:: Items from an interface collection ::
◇ ◇ ◇ ◇ ◇
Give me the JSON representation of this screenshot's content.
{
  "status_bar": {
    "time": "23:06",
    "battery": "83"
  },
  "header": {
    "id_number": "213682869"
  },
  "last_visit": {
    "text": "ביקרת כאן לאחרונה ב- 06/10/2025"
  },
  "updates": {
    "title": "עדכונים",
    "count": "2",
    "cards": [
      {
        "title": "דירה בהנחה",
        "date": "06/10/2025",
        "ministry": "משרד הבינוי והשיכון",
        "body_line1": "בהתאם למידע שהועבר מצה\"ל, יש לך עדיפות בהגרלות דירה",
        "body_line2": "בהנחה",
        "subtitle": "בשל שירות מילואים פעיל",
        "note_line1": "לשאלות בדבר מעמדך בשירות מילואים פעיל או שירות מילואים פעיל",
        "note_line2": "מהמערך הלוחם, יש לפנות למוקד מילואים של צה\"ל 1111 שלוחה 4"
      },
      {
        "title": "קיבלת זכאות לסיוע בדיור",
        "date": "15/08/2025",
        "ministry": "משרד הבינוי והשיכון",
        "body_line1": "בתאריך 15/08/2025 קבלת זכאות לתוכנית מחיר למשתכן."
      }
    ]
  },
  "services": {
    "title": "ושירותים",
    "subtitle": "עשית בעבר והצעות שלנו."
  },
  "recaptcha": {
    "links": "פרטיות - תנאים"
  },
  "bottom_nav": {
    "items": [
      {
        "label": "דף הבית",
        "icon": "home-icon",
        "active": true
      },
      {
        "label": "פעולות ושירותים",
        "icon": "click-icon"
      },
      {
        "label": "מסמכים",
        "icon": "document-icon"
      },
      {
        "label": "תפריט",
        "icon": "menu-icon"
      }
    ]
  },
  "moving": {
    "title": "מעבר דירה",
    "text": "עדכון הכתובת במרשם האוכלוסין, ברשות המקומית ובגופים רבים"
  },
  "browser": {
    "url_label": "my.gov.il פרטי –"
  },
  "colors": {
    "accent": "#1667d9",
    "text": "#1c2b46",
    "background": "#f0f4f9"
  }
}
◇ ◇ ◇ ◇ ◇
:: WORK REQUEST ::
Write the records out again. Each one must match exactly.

:: TASK RESULT ::
Give me the JSON representation of this screenshot's content.
{
  "status_bar": {
    "time": "23:06",
    "battery": "83"
  },
  "header": {
    "id_number": "213682869"
  },
  "last_visit": {
    "text": "ביקרת כאן לאחרונה ב- 06/10/2025"
  },
  "updates": {
    "title": "עדכונים",
    "count": "2",
    "cards": [
      {
        "title": "דירה בהנחה",
        "date": "06/10/2025",
        "ministry": "משרד הבינוי והשיכון",
        "body_line1": "בהתאם למידע שהועבר מצה\"ל, יש לך עדיפות בהגרלות דירה",
        "body_line2": "בהנחה",
        "subtitle": "בשל שירות מילואים פעיל",
        "note_line1": "לשאלות בדבר מעמדך בשירות מילואים פעיל או שירות מילואים פעיל",
        "note_line2": "מהמערך הלוחם, יש לפנות למוקד מילואים של צה\"ל 1111 שלוחה 4"
      },
      {
        "title": "קיבלת זכאות לסיוע בדיור",
        "date": "15/08/2025",
        "ministry": "משרד הבינוי והשיכון",
        "body_line1": "בתאריך 15/08/2025 קבלת זכאות לתוכנית מחיר למשתכן."
      }
    ]
  },
  "services": {
    "title": "ושירותים",
    "subtitle": "עשית בעבר והצעות שלנו."
  },
  "recaptcha": {
    "links": "פרטיות - תנאים"
  },
  "bottom_nav": {
    "items": [
      {
        "label": "דף הבית",
        "icon": "home-icon",
        "active": true
      },
      {
        "label": "פעולות ושירותים",
        "icon": "click-icon"
      },
      {
        "label": "מסמכים",
        "icon": "document-icon"
      },
      {
        "label": "תפריט",
        "icon": "menu-icon"
      }
    ]
  },
  "moving": {
    "title": "מעבר דירה",
    "text": "עדכון הכתובת במרשם האוכלוסין, ברשות המקומית ובגופים רבים"
  },
  "browser": {
    "url_label": "my.gov.il פרטי –"
  },
  "colors": {
    "accent": "#1667d9",
    "text": "#1c2b46",
    "background": "#f0f4f9"
  }
}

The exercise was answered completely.